Of course, Goert is put on administrative leave after that incident and it is bad news because his prediction is dead on.  It is another full moon tonight and that doesn’t bode well for our teens. The first to go are actually a couple of policemen who magically see the Saint’s burnt boat materialize in the harbor. Okay, Maas is letting us know he’s seen THE FOG (1979) as well. Naturally, the Saint and his “Black Peter” helpers first make their way to Sophie’s house and kill her while she is on the phone with Lisa. He then takes his murderous crew out to find Frank and his two pals, who are dressed as Saint Nick and his Black Peter helpers.  Frank is the only one that lives and drives smack into the police, who immediately suspect him of Sophie’s murder.  Meanwhile, the police chief starts getting reports of a creepy Saint figure riding on rooftops and sends his top man to go find Goert.  With Frank in custody, two cops see Saint Nick riding on the rooftops (in some really poorly done CGI work) and he literally falls into their laps when they shoot his horse, it falls through the ceiling into a gay couple’s home, collapses the floor, falls out the window, and smashes onto the squad car.  Again, Frank is the only one who survives and is almost killed by Saint Nick before being saved by Goert with a flamethrower. You see, this evil killer hates fire (understandable).  Naturally, Goert and Frank team up to blow up the Saint’s ship and end this evil once and for all.
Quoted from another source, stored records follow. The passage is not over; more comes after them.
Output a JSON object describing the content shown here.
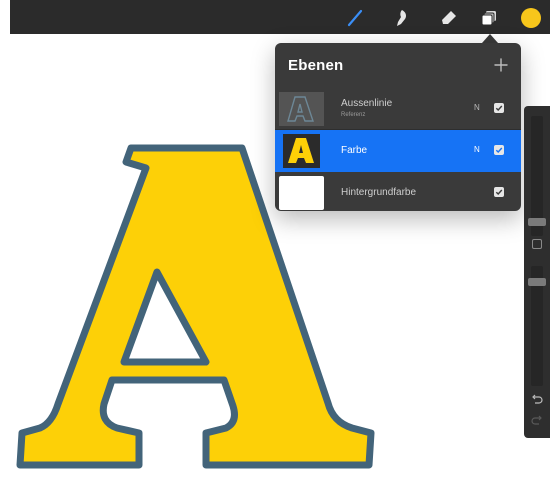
{
  "toolbar": {
    "tools": [
      {
        "id": "brush",
        "icon": "brush-icon",
        "active": true,
        "color": "#3a8ef6"
      },
      {
        "id": "smudge",
        "icon": "smudge-icon",
        "active": false
      },
      {
        "id": "eraser",
        "icon": "eraser-icon",
        "active": false
      },
      {
        "id": "layers",
        "icon": "layers-icon",
        "active": true
      }
    ],
    "current_color": "#f7c61b"
  },
  "layers_panel": {
    "title": "Ebenen",
    "add_icon": "plus-icon",
    "layers": [
      {
        "name": "Aussenlinie",
        "subtitle": "Referenz",
        "blend": "N",
        "visible": true,
        "selected": false,
        "thumbnail": "outline-letter-a"
      },
      {
        "name": "Farbe",
        "subtitle": "",
        "blend": "N",
        "visible": true,
        "selected": true,
        "thumbnail": "yellow-letter-a"
      },
      {
        "name": "Hintergrundfarbe",
        "subtitle": "",
        "blend": "",
        "visible": true,
        "selected": false,
        "thumbnail": "white-fill"
      }
    ]
  },
  "sidebar": {
    "icons": [
      "modify-icon",
      "undo-icon",
      "redo-icon"
    ]
  },
  "colors": {
    "accent": "#1673f5",
    "letter_fill": "#fdd007",
    "letter_stroke": "#43647a",
    "panel_bg": "#3a3a3a",
    "toolbar_bg": "#2b2b2b"
  }
}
Running a scant 85 minutes, SAINT (original title: SINT, US re-titling: SAINT NICK) is ten minutes of awesome followed by seventy-five minutes of tedium.  Director Dick Maas is probably best known to American viewers for his two 80s horror films: THE LIFT (1983) – which he remade in English as DOWN (2001) – and the excellent AMSTERDAMNED (1988). Both films showcased a guy with a real talent for composing great shots and a nice hand at handling action.  SAINT definitely benefits from the former, but falls flat on nearly every level after that.  The biggest mistake is obviously the scripting, which feels that that it can just throw the evil Saint into any scenario – such as the teen slasher framework here – and that is fine. Maas had a great opportunity to put the scary back in Saint Niklas but seems to botch the opportunity (interestingly, the film’s poster actually caused a fuss when it was first released).

What it really needed to do was concentrate on the cop character as he brings the most drama to the situation. Another mistake is the casting of Stapel, a veteran of every Maas production. When I first heard that the scenario would involve a cop chasing a zombiefied Saint Nick, I got jolly visions of Stapel speeding down the canals of Amsterdam, guns a blazing.  Instead, he is the villain, hidden under a ton of make up and not given a single line. Ouch.  As a result, we are stuck with annoying teens on screen for a majority of the running time and I think even the Dutch would be quickly fed up with these punks.  Even odder is the set up – Maas was obviously looking at John Carpenter’s work and you expect Lisa to be the “final girl” of the film.  Yet, oddly, she just disappears halfway through the film and only reappears toward the end.  I’d like to say it was Maas trying to get creative with the genre clichés, but it isn’t.  To be fair, SAINT does have a few things going for it (the unique way he uses his staff to decapitate someone is awesome), but it is too much naughty and not enough nice.  Naturally, this means I have to throw Maas into a sack and beat him with a stick.